I’m not all empty talk and whining . I participated last week in a meeting between my County Commissioner, the County Administrator, and the head of Planning, and some fellow environmentalist type people. Planning Guy and I got into a little bit of a snit. But when I talked about the bats, he took notes. When I said, this is a wildlife corridor you can’t disrupt, he took notes. When I said, if you disrupt the environmental protections in this area, then you will shoot yourself in the foot. Nobody will want to live on a dead lake. When I said, development has always been allowed here, and whatever future development you envision here, it should enhance the lake, not detract from it. He took notes.
Go me. Go Bats. And go Planning Guy.
What is Noise?
I know you’ve been dying to know.
Government often exempts itself from its own laws. I believe Congress is still excluded from the Civil Rights laws…
As for noise, only an “objective” standard will stand. “Reasonable” is a subjective, bogus term.
As for noise, I can hear the PA, band and crowd roars from the NFC night football games. The school is about a half mile up the road from me. Now why is there a school in a clearly residential area? And why can’t they hold games in the day? Why is their noise “OK”?

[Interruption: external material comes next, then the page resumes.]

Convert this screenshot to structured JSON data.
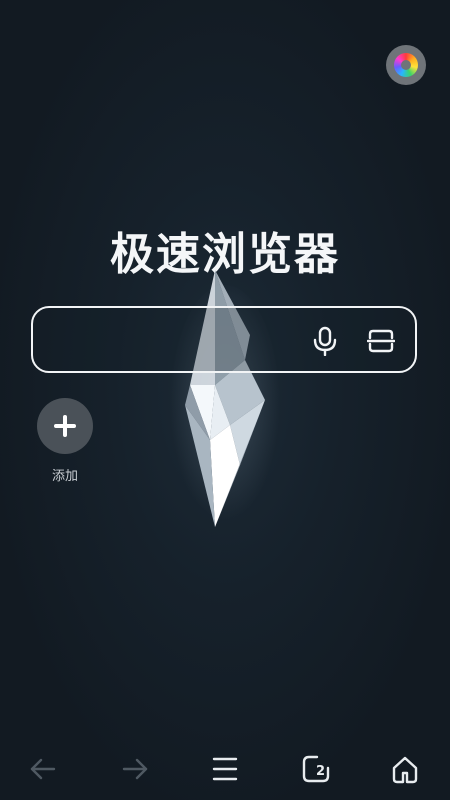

My thinking has always been that where one locates is almost always a matter of choice. I have made a habit of living in a “built out” development when possible or at least understanding the zoning before I bought. So far my two major homesteads have been perfect. Once, in transition, I rented a really nice apartment adjacent to MacDill AFB. Boy was I ready to break that lease.
Sc, there is an objective standard related to decibels, but one person’s acceptable decibel level is another person’s noise. That was the problem in the first place with the original ordinance they tried to pass. They just can’t get around this. And having schools nearby is pretty much an acceptable definition of residential. It is supposed to have easy access to schools.
Pt, I bet! When I first moved to Tallahassee, knowing nothing of the city, I looked at a house on the west side of town, and a plane flew over. One plane. Then I looked to see where the airport is and I went, no way! On my second (and last) trip to Europe we stayed in what we thought was a great find. A very cheap hotel in Athens which was next to the airport. There were no takeoffs or landings between midnight and 5 AM, so that was your window of sleep. Also the rooms had no air conditioning. Caveat emptor, for real.
The LCPL has this book: http://www.amazon.com/Neighbor-Law-Fences-Trees-Boundaries/dp/0873376501
One copy is at BL Perry (across from the main PO on S Adams).
Basically, you don’t need a noise ordinance, you just sue as a private nuisance.
A followup on the amphitheater: the stage faces the residential area; if the stage faced 180° the other way, toward the State buildings, there probably wouldn’t have been a problem.
I didn’t even know that, lesle, the direction the stage faces. What genius designed that?
What genius? Maybe Wayne Tedder. Is that your planning guy?
Click to access cascades_map.pdf
I realize I’m straying from your post on noise, but if you haven’t been to Cascades Park, you should tour it at least once. No, it’s not Audubon Park, this is Tallahassee, but noise and amphitheater aside, “they” got it right for once.
Yeah, Wayne is the Planning Guy. He wouldn’t have designed it, of course, but he would have coached and would have had to approve it initially.
Sadly, I haven’t been yet but I certainly will go. Right now, for me personally, it’s too cold 🙂
There is a lot right. They could have just built a functional storm water facility but spent some extra bucks to enhance it and make it a beautiful place. It’s in the perfect place, smack in the middle of downtown, and it honors the history of Tallahassee and Florida itself. I loved the whole idea, except for that little noise glitch.